Diversity in Tech in the Congressional Spotlight
Members of Congress last week took on the issue of diversity in tech—or, rather, its absence.
A subcommittee of the House Energy and Commerce Committee heard testimony from a handful of witnesses March 6 about the longstanding reality that the workforces at most big-tech companies lack racial, ethnic, gender and other forms of diversity. Consensus from the speakers—who included everyone from researchers to a former Facebook manager, although no current representatives of tech companies—was that the monolithic nature of tech companies’ staff is ingraining bias in their products.
“While the U.S. has become more and more diverse, the workforce of the technology sector has not kept up,” Congressman Frank Pallone, Jr. (D-N.J.), chair of the committee, said in a statement. “And we are seeing the effects of that in the products and services we use—like wearable fitness trackers that don’t work for people with dark skin, online job advertisements targeted at men over women, and websites with buttons and links too small for people with motor impairments to use.”
The former Facebook staffer who testified, Mark Luckie, who has been outspoken about the lack of diversity in tech, cited controversies like an Amazon hiring algorithm that inherently favored men and an Apple health app that could track a sea of health concerns, yet erroneously left out menstrual-cycle tracking.
“There are a number of reasons some of these oversights happen, including overreliance on algorithms, teams without diverse voices or lack of input from communities of color,” Luckie testified, according to the Washington Post. “Most of these oversights can be mitigated by employing and retaining staff from diverse backgrounds in an environment that welcomes all voices.
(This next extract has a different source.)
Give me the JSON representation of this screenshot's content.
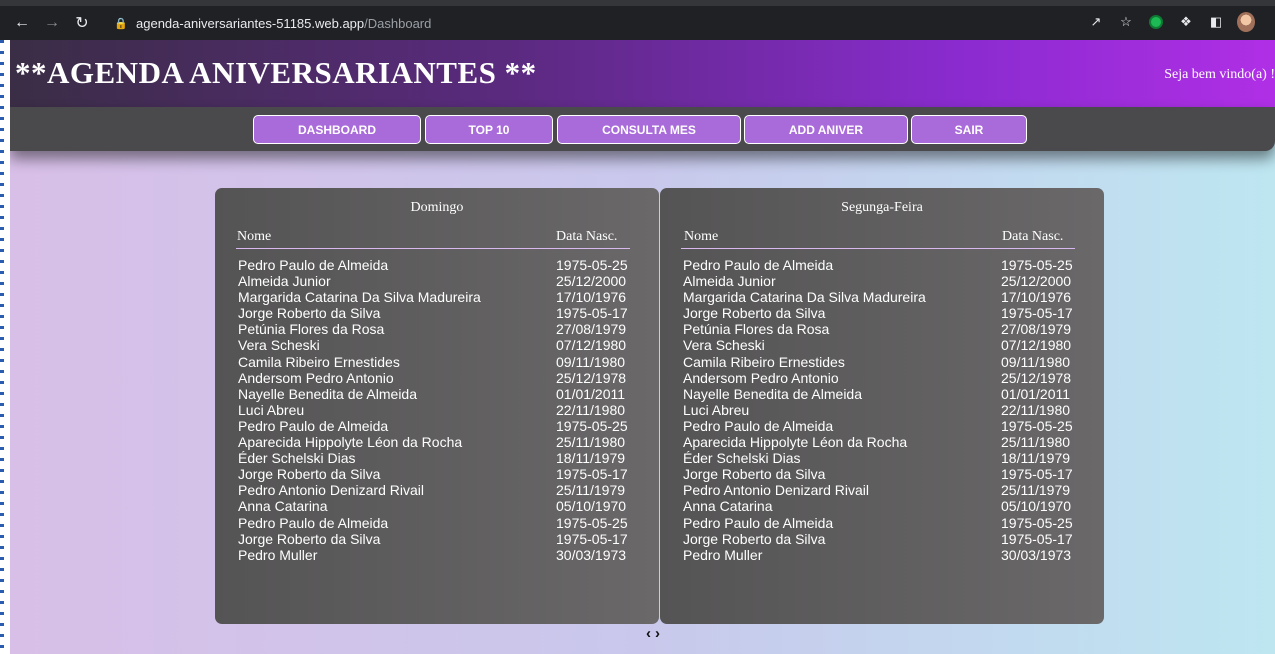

Statistically, tech companies are not doing that.”
Proposals from witnesses included beefing up civil-rights laws to account for bias in emerging technologies like artificial intelligence, employer-organized focus groups with minority communities and tougher oversight from federal agencies like the U.S. Equal Employment Opportunity Commission, Federal Trade Commission and Department of Justice.